Ed Balls, Secretary of Schools
Ed Balls, Secretary of Schools

Niall Lennon

Proposals in the Queen’s speech today confirmed that local authorities will be required by law to rescue poor performing schools and intervene before standards reach critical levels.

This legislation has been widely anticipated prompted by an announcement by Schools Secretary Ed Balls back in June. Ed Balls declared that unless 638 low achieving schools improved their exam results they would either face closure or be turned into academies.

The responsibility to overlook the raising in school standards was then handed to local authorities. Ed Balls plan came as part of a £400m initiative to raise exam results after statistics revealed that fewer than 30% of pupils scored five Cs in their GCSEs.

The Schools Secretary said: “This Bill underlines our commitment to revolutionising the education system so that it delivers for all young people, whatever their interests or abilities. Local authorities will play a key role in making this happen as they are best placed to respond to the needs of young people locally.”

“These reforms will mean that delivery of learning and skills provision and other support to children and their families is locally owned, locally integrated and also accountable and responsive to individuals’ needs and choices. I am confident the new streamlined Young People’s Learning Agency will support local authorities as they make these reforms a reality.”

The Queen also confirmed other plans to reform the school system. England and Wales’ high achieving schools will face less Ofsted (the Office for Standards in Education, Children’s Services and Skills) inspections, allowing them to continue in their efforts without close scrutiny.
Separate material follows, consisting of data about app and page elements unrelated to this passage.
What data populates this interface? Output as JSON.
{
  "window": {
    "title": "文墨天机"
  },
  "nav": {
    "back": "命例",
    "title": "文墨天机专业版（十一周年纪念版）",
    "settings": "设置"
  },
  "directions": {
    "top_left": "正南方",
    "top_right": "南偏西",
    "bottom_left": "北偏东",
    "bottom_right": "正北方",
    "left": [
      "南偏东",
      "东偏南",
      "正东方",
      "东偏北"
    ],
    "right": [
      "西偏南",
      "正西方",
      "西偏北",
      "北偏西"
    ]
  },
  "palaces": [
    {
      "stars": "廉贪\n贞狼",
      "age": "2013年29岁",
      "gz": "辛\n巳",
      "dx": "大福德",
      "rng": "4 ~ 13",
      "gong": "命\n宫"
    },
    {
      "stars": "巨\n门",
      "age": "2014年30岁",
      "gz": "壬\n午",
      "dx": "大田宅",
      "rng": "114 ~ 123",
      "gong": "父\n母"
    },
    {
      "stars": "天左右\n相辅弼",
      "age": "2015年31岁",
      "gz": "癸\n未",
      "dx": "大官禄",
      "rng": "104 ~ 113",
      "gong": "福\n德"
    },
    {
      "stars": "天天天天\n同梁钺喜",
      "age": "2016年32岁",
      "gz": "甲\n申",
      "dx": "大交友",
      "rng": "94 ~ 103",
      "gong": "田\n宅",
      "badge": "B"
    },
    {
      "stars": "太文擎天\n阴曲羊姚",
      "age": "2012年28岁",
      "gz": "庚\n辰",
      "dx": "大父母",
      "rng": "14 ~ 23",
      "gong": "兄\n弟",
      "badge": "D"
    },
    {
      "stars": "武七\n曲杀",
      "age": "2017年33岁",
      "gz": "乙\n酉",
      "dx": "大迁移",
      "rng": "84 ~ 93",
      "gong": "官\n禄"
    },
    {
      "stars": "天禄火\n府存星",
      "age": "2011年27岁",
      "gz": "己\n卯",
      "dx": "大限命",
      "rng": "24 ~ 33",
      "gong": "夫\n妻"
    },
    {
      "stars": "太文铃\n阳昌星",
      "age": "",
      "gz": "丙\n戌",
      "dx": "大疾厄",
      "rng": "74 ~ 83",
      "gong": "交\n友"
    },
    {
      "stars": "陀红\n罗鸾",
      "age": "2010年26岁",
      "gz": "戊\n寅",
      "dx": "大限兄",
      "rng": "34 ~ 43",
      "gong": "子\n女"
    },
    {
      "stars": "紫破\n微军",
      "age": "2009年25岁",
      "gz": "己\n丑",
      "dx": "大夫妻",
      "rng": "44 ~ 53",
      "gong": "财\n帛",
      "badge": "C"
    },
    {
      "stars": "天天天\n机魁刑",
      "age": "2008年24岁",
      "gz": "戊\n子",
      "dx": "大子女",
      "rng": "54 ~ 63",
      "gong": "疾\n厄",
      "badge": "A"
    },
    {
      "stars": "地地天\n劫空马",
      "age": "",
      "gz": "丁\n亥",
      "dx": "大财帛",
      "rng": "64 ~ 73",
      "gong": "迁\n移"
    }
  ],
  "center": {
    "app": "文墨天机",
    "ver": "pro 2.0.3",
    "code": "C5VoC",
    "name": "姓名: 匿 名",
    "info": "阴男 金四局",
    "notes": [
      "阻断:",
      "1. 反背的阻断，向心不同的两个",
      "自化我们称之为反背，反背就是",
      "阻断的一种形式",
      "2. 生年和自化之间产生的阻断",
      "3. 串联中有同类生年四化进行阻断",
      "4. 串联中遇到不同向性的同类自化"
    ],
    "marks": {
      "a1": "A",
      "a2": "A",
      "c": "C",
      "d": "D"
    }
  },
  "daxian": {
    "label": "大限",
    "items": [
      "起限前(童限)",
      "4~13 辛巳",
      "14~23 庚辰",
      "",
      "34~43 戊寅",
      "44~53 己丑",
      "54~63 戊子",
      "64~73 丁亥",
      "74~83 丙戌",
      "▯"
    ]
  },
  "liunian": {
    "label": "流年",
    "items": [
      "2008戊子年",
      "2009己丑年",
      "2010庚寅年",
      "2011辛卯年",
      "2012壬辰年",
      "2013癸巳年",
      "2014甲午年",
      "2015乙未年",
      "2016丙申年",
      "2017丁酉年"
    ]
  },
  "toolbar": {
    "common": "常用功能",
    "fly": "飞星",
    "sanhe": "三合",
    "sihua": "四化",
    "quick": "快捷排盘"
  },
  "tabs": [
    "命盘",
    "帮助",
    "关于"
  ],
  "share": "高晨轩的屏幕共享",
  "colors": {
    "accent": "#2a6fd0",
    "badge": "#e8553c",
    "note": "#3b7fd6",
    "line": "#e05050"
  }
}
Ofqual will become the new exams regulator for maintaining standards and regulating the qualifications market, taking over from the Qualifications and Curriculum Authority (QCA). The Learning and Skills Council (LSC) is also to be replaced by the Young People’s Learning Agency, which will support local authorities to carry out their responsibilities for 16-19 year olds.

Not every one agrees however with the new proposals. Christine Blower, acting general secretary of the National Union of Teachers (NUT), said: “Promoting excellence in all schools is an aim we fully endorse. Who wouldn’t? However, this will not be achieved by the draconian measures that are taken to tackle schools that fall short of inconsistent standards the Government decides makes a failing school.”

Also skeptical about the changes Liberal Democrat children’s spokesman David Laws described the bill as a ‘missed opportunity’. “This Bill is a hotch-potch of disconnected proposals thrown together to create an impression of momentum and direction which simply doesn’t exist” he remarked.